Open Door Tea Shop offers second chances and creative outlets for the formerly and currently incarcerated

Open Door Tea Shop in the Cole neighborhood, Jan. 30, 2018. (Kevin J. Beaty/Denverite)

In an unassuming storefront on the corner of Bruce Randolph Avenue and Franklin Street, lives are changing.

Open Door Tea Shop opened for business about seven weeks ago, and already the work they do there has benefited people in Denver and elsewhere in Colorado.

The little Cole shop employs people who were once incarcerated and sells art by people serving lengthy or life sentences, giving the proceeds directly to the families of those inmates. And the art is selling well.

“We’ve received an overwhelming amount of support from the community for our vision what we do,” said Kristin Cardenas, owner of Open Door.

“I challenged a lot of the artists to create something that was more motivated to where they are today and why,” she added. “We’ve sold most of that. It’s been the artwork that’s been selling the fastest. There’s a story behind it and it’s really connecting to the community on so many different levels.”

Kristin Cardenas inside her Open Door Tea Shop, Jan. 30, 2018. (Kevin J. Beaty/Denverite)

Cardenas is also the founder and executive director of the Denver Arts & Skills Center (DASC), an organization that offers art therapy and artist mentorships to people who were once incarcerated. It was her work running that nonprofit that led to the idea for Open Door.

It started by me speaking at reentry fairs inside of prisons. We talked about the impact of arts with the incarcerated and it just kind of evolved like magic,” she said.  “We developed this program where we’re able to show the community some of what [participants] have faced to lead up to incarceration. … These people inside of prisons have no way to contribute to their families and no way to contribute to their children, so we have developed this program to make it not only an opportunity to engage the community but also to financially support their children and families left behind.”

Right now, Open Door is working with three Colorado facilities in Boulder, Sterling and Cañon City. The art program focuses on people serving long sentences, which means most of the participating inmates are serving life. There’s an application process in which they submit work samples, and Cardenas said it helps when the prison has a hobby shop that facilitates the artists’ ability to create and the connection with Open Door.

Employment at the tea shop focuses its attention on people re-entering the workforce after time in prison.

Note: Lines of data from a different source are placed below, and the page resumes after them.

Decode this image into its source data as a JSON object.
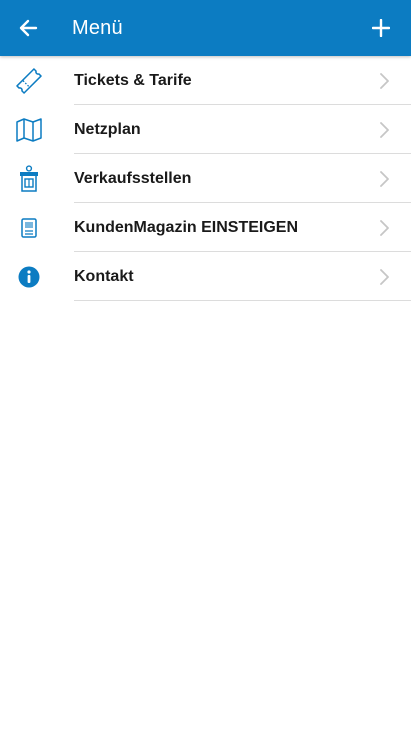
{
  "header": {
    "title": "Menü",
    "back_icon": "arrow-left-icon",
    "add_icon": "plus-icon",
    "background_color": "#0c7cc2"
  },
  "menu": {
    "items": [
      {
        "label": "Tickets & Tarife",
        "icon": "ticket-icon"
      },
      {
        "label": "Netzplan",
        "icon": "map-icon"
      },
      {
        "label": "Verkaufsstellen",
        "icon": "sales-kiosk-icon"
      },
      {
        "label": "KundenMagazin EINSTEIGEN",
        "icon": "magazine-icon"
      },
      {
        "label": "Kontakt",
        "icon": "info-icon"
      }
    ],
    "accent_color": "#0c7cc2"
  }
}
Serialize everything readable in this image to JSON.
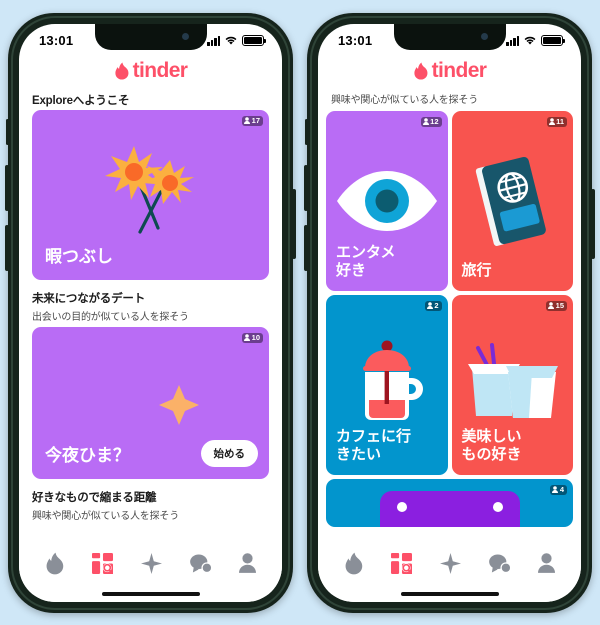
{
  "app": {
    "brand_name": "tinder",
    "brand_color": "#FD5068",
    "flame_icon": "flame-icon"
  },
  "colors": {
    "purple": "#B96CF5",
    "red": "#F8544F",
    "blue": "#0295CD",
    "page_background": "#cfe7f7",
    "active_tab": "#FD5068",
    "inactive_tab": "#8a8f98"
  },
  "status_bar": {
    "time": "13:01",
    "signal_icon": "cellular-signal-icon",
    "wifi_icon": "wifi-icon",
    "battery_icon": "battery-icon"
  },
  "tab_bar": {
    "items": [
      {
        "name": "flame-icon",
        "label": "Discover",
        "active": false
      },
      {
        "name": "explore-icon",
        "label": "Explore",
        "active": true
      },
      {
        "name": "sparkle-icon",
        "label": "Likes",
        "active": false
      },
      {
        "name": "chat-icon",
        "label": "Messages",
        "active": false
      },
      {
        "name": "profile-icon",
        "label": "Profile",
        "active": false
      }
    ]
  },
  "phone_left": {
    "sections": [
      {
        "title": "Exploreへようこそ",
        "subtitle": ""
      },
      {
        "title": "未来につながるデート",
        "subtitle": "出会いの目的が似ている人を探そう"
      },
      {
        "title": "好きなもので縮まる距離",
        "subtitle": "興味や関心が似ている人を探そう"
      }
    ],
    "cards": [
      {
        "label": "暇つぶし",
        "badge_count": "17",
        "badge_icon": "person-icon",
        "color": "#B96CF5",
        "art": "sparklers-illustration"
      },
      {
        "label": "今夜ひま？",
        "badge_count": "10",
        "badge_icon": "person-icon",
        "color": "#B96CF5",
        "art": "moon-star-illustration",
        "button_label": "始める"
      }
    ]
  },
  "phone_right": {
    "subtitle": "興味や関心が似ている人を探そう",
    "cards": [
      {
        "label": "エンタメ\n好き",
        "label_lines": [
          "エンタメ",
          "好き"
        ],
        "badge_count": "12",
        "badge_icon": "person-icon",
        "color": "#B96CF5",
        "art": "eye-illustration"
      },
      {
        "label": "旅行",
        "label_lines": [
          "旅行"
        ],
        "badge_count": "11",
        "badge_icon": "person-icon",
        "color": "#F8544F",
        "art": "passport-illustration"
      },
      {
        "label": "カフェに行\nきたい",
        "label_lines": [
          "カフェに行",
          "きたい"
        ],
        "badge_count": "2",
        "badge_icon": "person-icon",
        "color": "#0295CD",
        "art": "french-press-illustration"
      },
      {
        "label": "美味しい\nもの好き",
        "label_lines": [
          "美味しい",
          "もの好き"
        ],
        "badge_count": "15",
        "badge_icon": "person-icon",
        "color": "#F8544F",
        "art": "takeout-boxes-illustration"
      }
    ],
    "partial_card": {
      "badge_count": "4",
      "badge_icon": "person-icon",
      "color": "#0295CD",
      "art": "game-controller-illustration"
    }
  }
}
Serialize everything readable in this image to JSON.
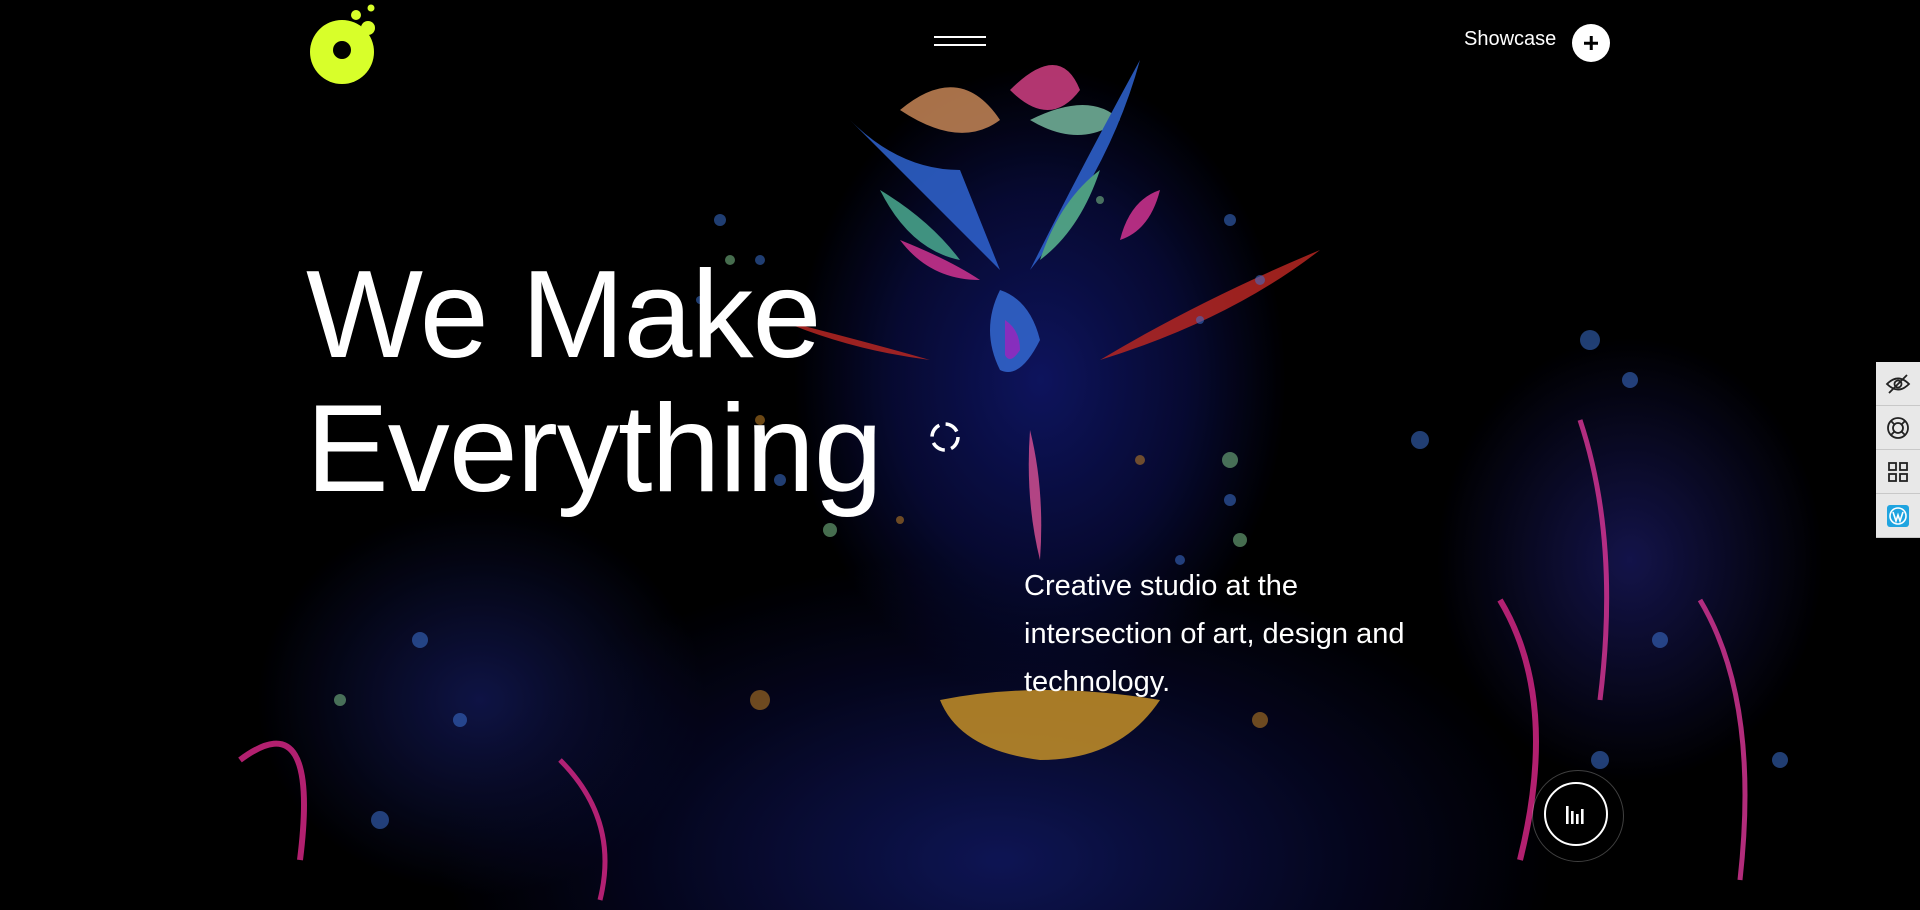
{
  "header": {
    "logo_icon": "logo-mark-icon",
    "accent_color": "#d8ff2a",
    "menu_icon": "hamburger-icon",
    "showcase_label": "Showcase",
    "showcase_icon": "plus-icon"
  },
  "hero": {
    "title_line1": "We Make",
    "title_line2": "Everything",
    "spinner_icon": "loading-spinner-icon",
    "tagline": "Creative studio at the intersection of art, design and technology."
  },
  "audio": {
    "icon": "audio-bars-icon"
  },
  "side_toolbar": {
    "items": [
      {
        "icon": "eye-off-icon"
      },
      {
        "icon": "lifebuoy-icon"
      },
      {
        "icon": "grid-icon"
      },
      {
        "icon": "wordpress-icon",
        "color": "#1fa4e0"
      }
    ]
  }
}
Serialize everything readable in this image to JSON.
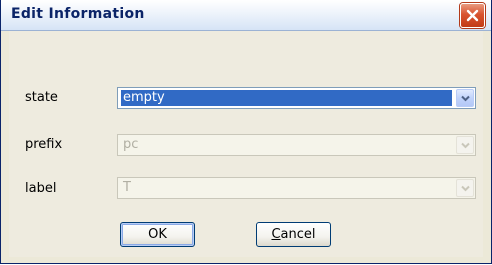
{
  "window": {
    "title": "Edit Information"
  },
  "fields": [
    {
      "label": "state",
      "value": "empty",
      "enabled": true
    },
    {
      "label": "prefix",
      "value": "pc",
      "enabled": false
    },
    {
      "label": "label",
      "value": "T",
      "enabled": false
    }
  ],
  "buttons": {
    "ok_label": "OK",
    "cancel_mnemonic": "C",
    "cancel_rest": "ancel"
  },
  "icons": {
    "close": "close-icon",
    "dropdown": "chevron-down-icon"
  },
  "colors": {
    "title_text": "#0b2468",
    "close_button": "#d9532f",
    "selection": "#316ac5",
    "dialog_bg": "#eeebdf"
  }
}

“We aim to support the formerly incarcerated through employment and art, so we hire the formerly incarcerated, train them,” Cardenas said. “My tea shop manager is formerly incarcerated and he runs a lot of — pretty much everything in the business, he’s been amazing.”

William Gomez inside Open Door Tea Shop, where he works, Jan. 30, 2018. (Kevin J. Beaty/Denverite)

The manager, William Gomez, is for now the only employee at Open Door. He’s also an artist and a Denver native.

Gomez reached out to Cardenas two years ago. At the time, he was incarcerated and working on art for breast cancer awareness. When he got out, he called Cardenas again to see if she was interested in selling some of his work. She asked if he wanted to help with her nonprofit work, and he’s been doing that ever since — now managing Open Door in addition to serving as a board member for DASC.

When Denverite dropped by, Gomez had three pieces of art hanging among the work by inmates that circles the room. He said he hopes they can someday hang inmate art all the way up the walls to the high ceiling — a vision he got from hanging out at now-shuttered Denver coffee shop Paris on the Platte when he was living at Gemini Shelter.

“It kinda ties into how the group homes used to help us out with art and hobbies,” he said. “I was in and out of the system, group homes. My mom gave me up at 8, so I was in and out of the Denver Children’s Home, Urban Peak. When I was younger, my grandma drew a lot and painted, so I kind of learned from her. When I got frustrated and didn’t know what to do, that’s what I did, because it was the only thing I knew.”

Art on the wall at Open Door Tea Shop in the Cole neighborhood, Jan. 30, 2018. (Kevin J. Beaty/Denverite)

There’s value in the money Open Door can get to inmates families, but as Gomez points out, there’s a lot of value in art as therapy, too.

“For someone who has a lot of talents or even people who don’t have talents,” he said, “it’s just a good constructive outlet.”

Open Door Tea Shop serves more than 25 loose-leaf tea options and a range of chai teas, chai lattes, iced teas and energy teas, plus coffee, pastries, sandwiches and panini. It’s open from 7 a.m. to 4 p.m. Monday through Friday and 8 a.m. to 2 p.m. Saturday at 3407 Franklin St.

Art on the wall at Open Door Tea Shop in the Cole neighborhood, Jan. 30, 2018. (Kevin J. Beaty/Denverite)